The SBA is aware of the dreadful situation that these affected businesses face. It has, however, taken no action to cure the problem to date. Additionally, U.S. Treasury Secretary Steven Mnuchin is aware of the issue and has expressed sympathy to these businesses. However, he is deferring the issue to lawmakers. Hopefully, Congress will take action. These businesses are in dire straits, so bi-partisan action needs to be taken sooner than later.
As previously reported, there is another major issue potentially plaguing recipients of PPP loans. This issue, likely unintended by lawmakers, was brought to the forefront by the IRS when it issued Notice 2020-32. In that notice, the IRS emphatically announced (relying primarily on Code Section 265) that taxpayers who have their PPP loans forgiven and, in accordance with the CARES Act, have no cancellation of debt income, cannot deduct the business expenses for which they used the forgiven loan proceeds.
The government’s conclusion, from a purely academic perspective, makes sense. In normal times, taxpayers should not get a double tax benefit from a forgiven debt (i.e., a deduction with respect to expenses paid from the loan proceeds and an exemption from tax on the forgiven loan). However, we are not living in normal times.
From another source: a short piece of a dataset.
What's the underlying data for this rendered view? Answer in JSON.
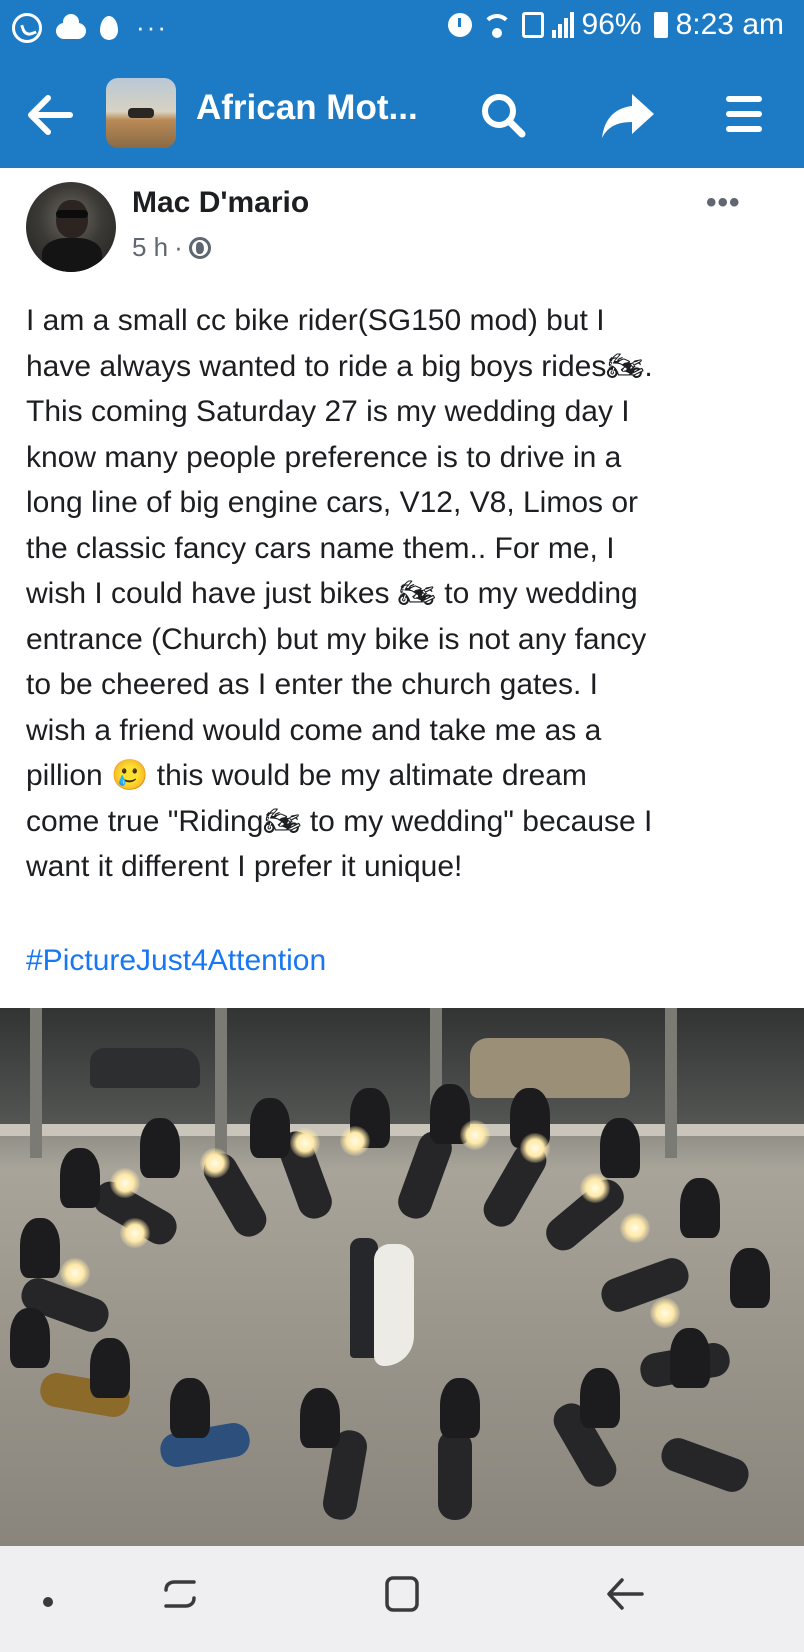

This was just one more blow to the bellies of businesses close to being down for the count!
Also, as reported last week, legislation was recently introduced (Senate Bill 3612) to nullify Notice 2020-32. In essence, the bill provides that the receipt of coronavirus assistance (i.e., loan forgiveness) does not affect the tax treatment of ordinary business expenses. Most tax professionals assumed this legislation, which would correct the terrible wrong created by Notice 2020-32, would be swiftly passed by the Senate and the House, and be sent to President Trump’s desk for signature. We were wrong! As of today, the bill is still lingering in the Senate, waiting for bipartisan action.
We will continue to follow these matters and report COVID-19 tax developments.
Larry J. Brant
Larry J. Brant is a Shareholder and the Chair of the Tax & Benefits practice group at Foster Garvey, a law firm based out of the Pacific Northwest, with offices in Seattle, Washington; Portland, Oregon; Washington, D.C.; New York, New York, Spokane, Washington; Tulsa, Oklahoma; and Beijing, China. Mr. Brant practices in the Portland office. His practice focuses on tax, tax controversy and transactions. Mr. Brant is a past Chair of the Oregon State Bar Taxation Section. He was the long-term Chair of the Oregon Tax Institute, and is currently a member of the Board of Directors of the Portland Tax Forum. Mr. Brant has served as an adjunct professor, teaching corporate taxation, at Northwestern School of Law, Lewis and Clark College. He is an Expert Contributor to Thomson Reuters Checkpoint Catalyst. Mr. Brant is a Fellow in the American College of Tax Counsel. He publishes articles on numerous income tax issues, including Taxation of S Corporations, Reasonable Compensation, Circular 230, Worker Classification, IRC § 1031 Exchanges, Choice of Entity, Entity Tax Classification, and State and Local Taxation. Mr. Brant is a frequent lecturer at local, regional and national tax and business conferences for CPAs and attorneys. He was the 2015 Recipient of the Oregon State Bar Tax Section Award of Merit.